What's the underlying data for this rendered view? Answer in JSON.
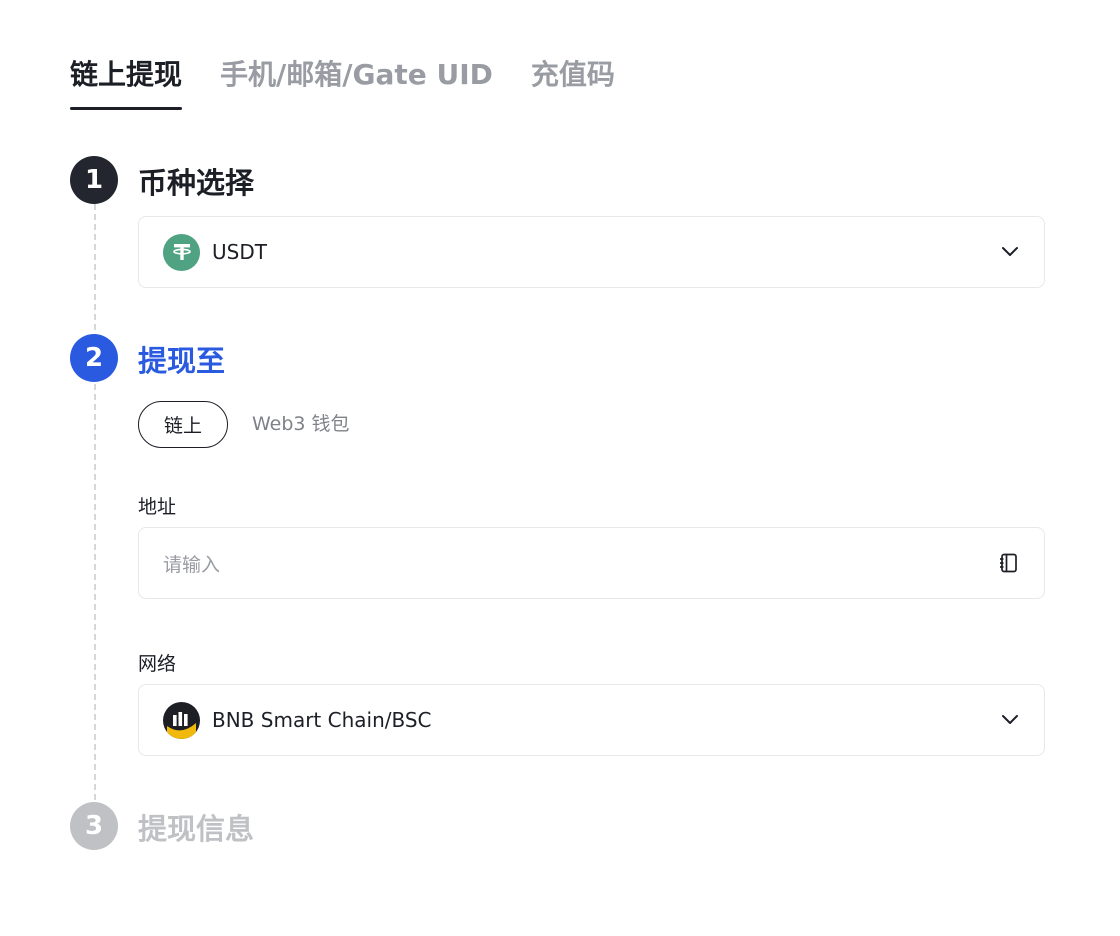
{
  "tabs": [
    {
      "label": "链上提现",
      "active": true
    },
    {
      "label": "手机/邮箱/Gate UID",
      "active": false
    },
    {
      "label": "充值码",
      "active": false
    }
  ],
  "steps": [
    {
      "number": "1",
      "title": "币种选择"
    },
    {
      "number": "2",
      "title": "提现至"
    },
    {
      "number": "3",
      "title": "提现信息"
    }
  ],
  "coin": {
    "symbol": "USDT",
    "icon": "tether-icon",
    "color": "#4fa383"
  },
  "destination": {
    "options": [
      "链上",
      "Web3 钱包"
    ],
    "selected": "链上"
  },
  "address": {
    "label": "地址",
    "placeholder": "请输入",
    "icon": "address-book-icon"
  },
  "network": {
    "label": "网络",
    "value": "BNB Smart Chain/BSC",
    "icon": "bsc-chain-icon"
  },
  "colors": {
    "accent": "#2a5ae0",
    "dark": "#23262e",
    "disabled": "#bfc1c5"
  }
}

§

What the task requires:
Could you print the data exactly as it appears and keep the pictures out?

Solution below:
What's the underlying data for this rendered view? Answer in JSON.
{
  "tabs": [
    {
      "label": "链上提现",
      "active": true
    },
    {
      "label": "手机/邮箱/Gate UID",
      "active": false
    },
    {
      "label": "充值码",
      "active": false
    }
  ],
  "steps": [
    {
      "number": "1",
      "title": "币种选择"
    },
    {
      "number": "2",
      "title": "提现至"
    },
    {
      "number": "3",
      "title": "提现信息"
    }
  ],
  "coin": {
    "symbol": "USDT",
    "icon": "tether-icon",
    "color": "#4fa383"
  },
  "destination": {
    "options": [
      "链上",
      "Web3 钱包"
    ],
    "selected": "链上"
  },
  "address": {
    "label": "地址",
    "placeholder": "请输入",
    "icon": "address-book-icon"
  },
  "network": {
    "label": "网络",
    "value": "BNB Smart Chain/BSC",
    "icon": "bsc-chain-icon"
  },
  "colors": {
    "accent": "#2a5ae0",
    "dark": "#23262e",
    "disabled": "#bfc1c5"
  }
}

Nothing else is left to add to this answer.